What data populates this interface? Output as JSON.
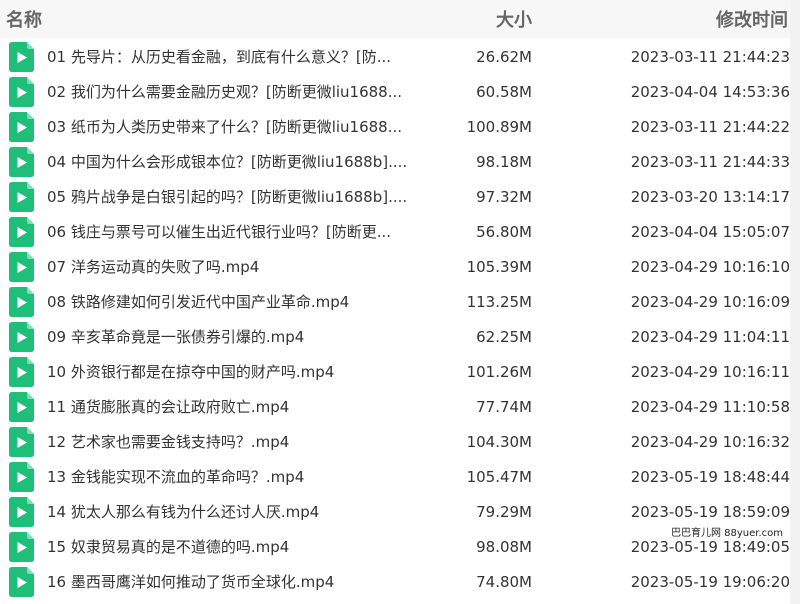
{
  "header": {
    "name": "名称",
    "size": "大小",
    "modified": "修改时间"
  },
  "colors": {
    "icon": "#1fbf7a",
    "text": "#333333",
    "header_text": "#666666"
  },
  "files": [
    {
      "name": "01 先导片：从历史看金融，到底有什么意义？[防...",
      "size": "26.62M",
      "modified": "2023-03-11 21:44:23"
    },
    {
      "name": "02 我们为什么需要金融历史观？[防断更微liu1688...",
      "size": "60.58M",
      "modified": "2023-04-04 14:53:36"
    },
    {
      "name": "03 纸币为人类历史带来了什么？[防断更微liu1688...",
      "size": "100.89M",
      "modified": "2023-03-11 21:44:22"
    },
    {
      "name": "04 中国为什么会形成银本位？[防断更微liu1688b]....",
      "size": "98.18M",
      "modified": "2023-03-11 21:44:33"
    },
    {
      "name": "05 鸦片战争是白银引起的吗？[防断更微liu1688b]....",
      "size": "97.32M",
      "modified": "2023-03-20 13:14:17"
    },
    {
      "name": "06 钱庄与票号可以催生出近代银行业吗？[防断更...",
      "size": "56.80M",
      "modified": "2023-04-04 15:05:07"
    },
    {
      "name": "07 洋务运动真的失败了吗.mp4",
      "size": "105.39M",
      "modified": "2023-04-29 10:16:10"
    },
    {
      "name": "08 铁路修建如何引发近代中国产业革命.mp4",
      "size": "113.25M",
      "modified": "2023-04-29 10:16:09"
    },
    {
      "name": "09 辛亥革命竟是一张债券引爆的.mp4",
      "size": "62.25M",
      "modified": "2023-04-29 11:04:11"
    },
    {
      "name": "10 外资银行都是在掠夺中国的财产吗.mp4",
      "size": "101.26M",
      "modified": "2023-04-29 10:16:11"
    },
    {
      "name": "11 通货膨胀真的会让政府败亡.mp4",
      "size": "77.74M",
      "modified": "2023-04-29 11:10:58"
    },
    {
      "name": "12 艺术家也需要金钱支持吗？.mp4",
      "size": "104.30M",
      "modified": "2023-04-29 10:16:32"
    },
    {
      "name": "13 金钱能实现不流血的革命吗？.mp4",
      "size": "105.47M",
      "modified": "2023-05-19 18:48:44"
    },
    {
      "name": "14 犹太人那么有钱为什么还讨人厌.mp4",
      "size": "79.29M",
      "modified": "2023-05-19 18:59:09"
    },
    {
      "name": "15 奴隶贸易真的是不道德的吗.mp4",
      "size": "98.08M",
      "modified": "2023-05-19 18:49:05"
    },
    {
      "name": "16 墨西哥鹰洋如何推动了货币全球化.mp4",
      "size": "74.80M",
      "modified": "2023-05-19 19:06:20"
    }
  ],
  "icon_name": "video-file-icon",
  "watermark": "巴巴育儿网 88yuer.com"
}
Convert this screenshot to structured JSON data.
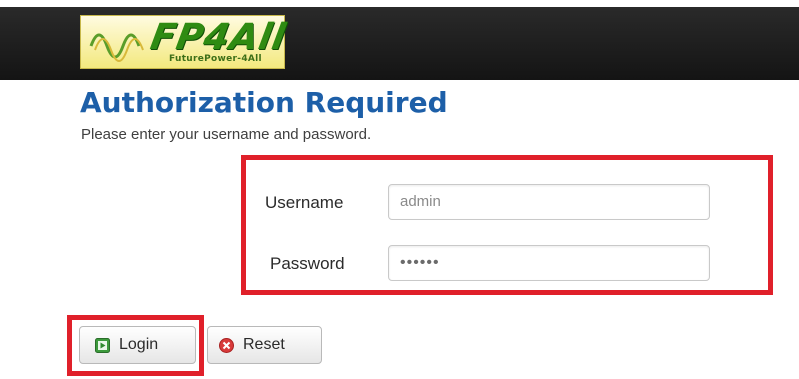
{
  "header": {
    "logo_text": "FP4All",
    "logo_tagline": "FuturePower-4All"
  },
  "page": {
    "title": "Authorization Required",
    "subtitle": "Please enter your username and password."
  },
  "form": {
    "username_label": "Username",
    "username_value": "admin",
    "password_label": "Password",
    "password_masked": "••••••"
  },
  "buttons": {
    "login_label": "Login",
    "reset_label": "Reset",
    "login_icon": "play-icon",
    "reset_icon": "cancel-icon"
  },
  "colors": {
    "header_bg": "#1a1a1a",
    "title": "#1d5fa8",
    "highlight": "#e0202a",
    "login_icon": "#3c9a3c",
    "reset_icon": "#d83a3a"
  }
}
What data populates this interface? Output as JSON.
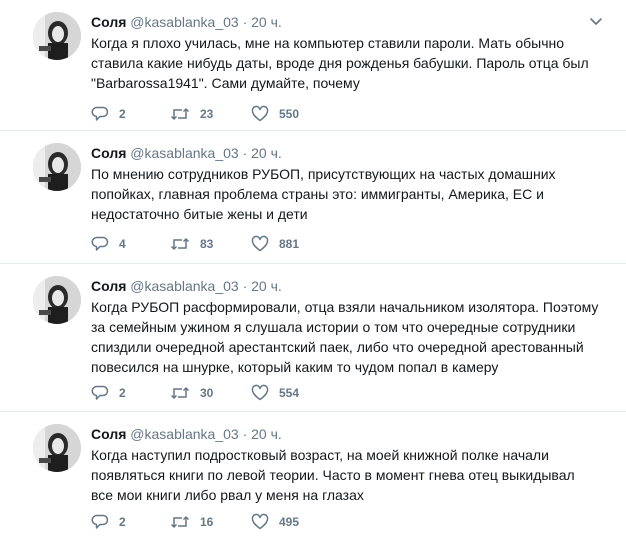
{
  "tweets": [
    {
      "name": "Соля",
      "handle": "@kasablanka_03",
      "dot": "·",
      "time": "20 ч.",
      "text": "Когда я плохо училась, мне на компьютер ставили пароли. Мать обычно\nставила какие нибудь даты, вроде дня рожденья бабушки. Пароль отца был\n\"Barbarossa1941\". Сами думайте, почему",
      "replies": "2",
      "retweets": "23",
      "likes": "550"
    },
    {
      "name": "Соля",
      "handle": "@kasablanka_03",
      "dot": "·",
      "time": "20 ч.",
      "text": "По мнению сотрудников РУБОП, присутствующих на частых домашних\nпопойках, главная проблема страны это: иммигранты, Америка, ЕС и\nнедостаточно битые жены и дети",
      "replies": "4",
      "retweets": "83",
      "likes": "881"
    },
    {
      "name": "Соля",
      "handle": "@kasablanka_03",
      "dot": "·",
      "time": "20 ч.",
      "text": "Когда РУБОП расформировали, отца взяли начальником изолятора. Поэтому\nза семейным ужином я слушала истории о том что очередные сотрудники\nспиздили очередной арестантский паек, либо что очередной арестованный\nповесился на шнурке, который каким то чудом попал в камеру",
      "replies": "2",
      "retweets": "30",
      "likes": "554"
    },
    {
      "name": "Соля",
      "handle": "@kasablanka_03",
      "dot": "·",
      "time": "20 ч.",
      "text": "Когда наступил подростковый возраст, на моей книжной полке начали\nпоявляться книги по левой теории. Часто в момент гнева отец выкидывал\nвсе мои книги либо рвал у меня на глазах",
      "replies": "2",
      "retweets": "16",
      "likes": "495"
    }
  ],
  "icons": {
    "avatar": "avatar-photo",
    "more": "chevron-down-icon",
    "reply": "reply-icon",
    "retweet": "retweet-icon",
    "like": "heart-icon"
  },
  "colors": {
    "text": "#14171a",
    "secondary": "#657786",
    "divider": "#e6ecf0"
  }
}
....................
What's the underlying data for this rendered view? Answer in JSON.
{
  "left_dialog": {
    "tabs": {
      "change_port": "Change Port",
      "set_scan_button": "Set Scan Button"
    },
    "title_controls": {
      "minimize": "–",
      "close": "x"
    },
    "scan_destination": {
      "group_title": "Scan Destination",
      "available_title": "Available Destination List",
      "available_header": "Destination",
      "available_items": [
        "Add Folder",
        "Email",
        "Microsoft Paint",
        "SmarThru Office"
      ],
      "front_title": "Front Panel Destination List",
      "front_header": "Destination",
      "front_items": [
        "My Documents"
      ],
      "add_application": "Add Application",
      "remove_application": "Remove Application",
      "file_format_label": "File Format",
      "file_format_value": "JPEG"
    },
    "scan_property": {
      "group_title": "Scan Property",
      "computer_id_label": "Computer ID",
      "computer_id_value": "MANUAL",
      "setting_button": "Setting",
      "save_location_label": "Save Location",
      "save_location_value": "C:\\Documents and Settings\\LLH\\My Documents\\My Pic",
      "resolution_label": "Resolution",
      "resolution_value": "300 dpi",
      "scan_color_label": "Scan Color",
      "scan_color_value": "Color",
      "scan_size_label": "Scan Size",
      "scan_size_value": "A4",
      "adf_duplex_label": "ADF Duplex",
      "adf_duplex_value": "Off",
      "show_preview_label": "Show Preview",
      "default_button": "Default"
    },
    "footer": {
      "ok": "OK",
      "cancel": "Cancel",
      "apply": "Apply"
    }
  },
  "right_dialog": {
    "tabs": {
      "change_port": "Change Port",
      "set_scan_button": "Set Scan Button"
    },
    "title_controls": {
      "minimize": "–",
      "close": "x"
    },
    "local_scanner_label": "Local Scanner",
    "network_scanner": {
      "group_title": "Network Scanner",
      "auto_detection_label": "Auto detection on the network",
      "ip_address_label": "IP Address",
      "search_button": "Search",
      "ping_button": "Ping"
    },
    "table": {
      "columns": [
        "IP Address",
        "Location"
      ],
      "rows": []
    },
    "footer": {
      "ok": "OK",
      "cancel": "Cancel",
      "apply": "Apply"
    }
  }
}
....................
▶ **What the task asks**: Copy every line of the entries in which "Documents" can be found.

▶ **Solution**:
        "My Documents"
      "save_location_value": "C:\\Documents and Settings\\LLH\\My Documents\\My Pic",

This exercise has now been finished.